Six Types of Portrait Photography You Should Know
Unlike most photography genres, portrait photography centers around capturing the human spirit. It is a complex genre with several sub-genres.
Photographers often specialise in just one or two, opting to focus their skills. Here are six popular sub-genres of portrait photography you should know if you're interested in exploring this interesting and rewarding genre.
1. Fine Art Portraits
If there's royalty in portrait photography, this is the queen! And, yet, it is rather tricky to define what it is, mostly because professional portrait photographers often don't agree on what makes a fine art portrait! Basically, fine art photography is something worthy of being hung in a nice art gallery. It's not a snapshot. It's not even a nice shot you take with high-end gear. It's a portrait in which you can see influences of the great oil masters displayed today in the world's best museums.
2. Traditional Portraits
This might be the least popular of the sub-genre, particularly in the last decade or two. There is a sense of sober formality to these portraits with the subject looking straight at the camera looking somewhat posed. It's not a candid shot. It is a formal portrait, typically taken in a studio with a traditional or formal background, and generally is composed to include only the head and shoulders. One example of this type of portrait is a business or corporate headshot.
3. Lifestyle Portraits
If you want to know what the opposite of a formal portrait is, look to lifestyle photography. These are also called candid portraits (even though there's usually a minimal level of positioning by the photographer), capturing people in a more relaxed composition. These are often shot in an environment that is personally relevant to the subject. Lifestyle portraits are rarely taken in the studio. An excellent example of the genre is a casual family portrait taken in someone's backyard.
4. Group Portraits
Portrait photography isn't always about one subject. Group portraits, which can include other sub-genres like street photography and lifestyle, involve two or more subjects. Family photography is an example of group portraits. Group portraits tend to be carefully choreographed by the photographer as it can be challenging to work with multiple subjects simultaneously. However, you can capture some great candid pictures of the dynamic interactions between the group members.
5. Street Portraits
Street portraits are often called street photography. These are candid portraits taken randomly on the street or another venue, typically of an unsuspecting subject, although sometimes you work with a model. The concept behind street portraits, though, is that they are spontaneous. True street photography doesn't involve advance planning. A very well-known example of street photography that has lasted decades is the iconic American portrait of a U.S. sailor kissing a woman in New York City's Time Square after hearing the announcement that World War II had ended. A good street photographer is nimble, clever, and can anticipate a good moment to capture.
6. Glamour Photography
Glamour photography isn't necessarily the same as fine art photography, although it can be. These are also known as beauty portraits, and boudoir photography can be considered a sub-genre. The concept of glamour photography is focused strictly on the subject, beauty, and glamour. They tend to have an element of sensuality. These portraits require careful planning, often involving professional make-up and wardrobe. These differ from fashion photography in that the focus is on the subject's beauty, not the fashion or clothes.

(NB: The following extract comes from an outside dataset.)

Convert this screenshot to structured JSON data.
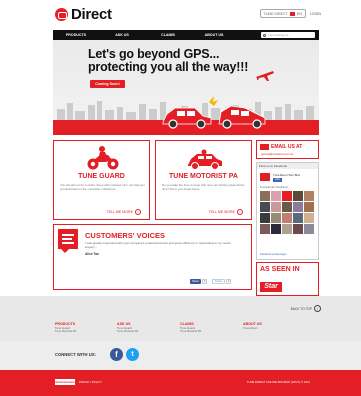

Portrait photography can be an extremely rewarding genre to practice. It's all about capturing the character or personality of your subject. If you're just starting out, experimenting with the various types of portraits can help you pick one or two you enjoy the most.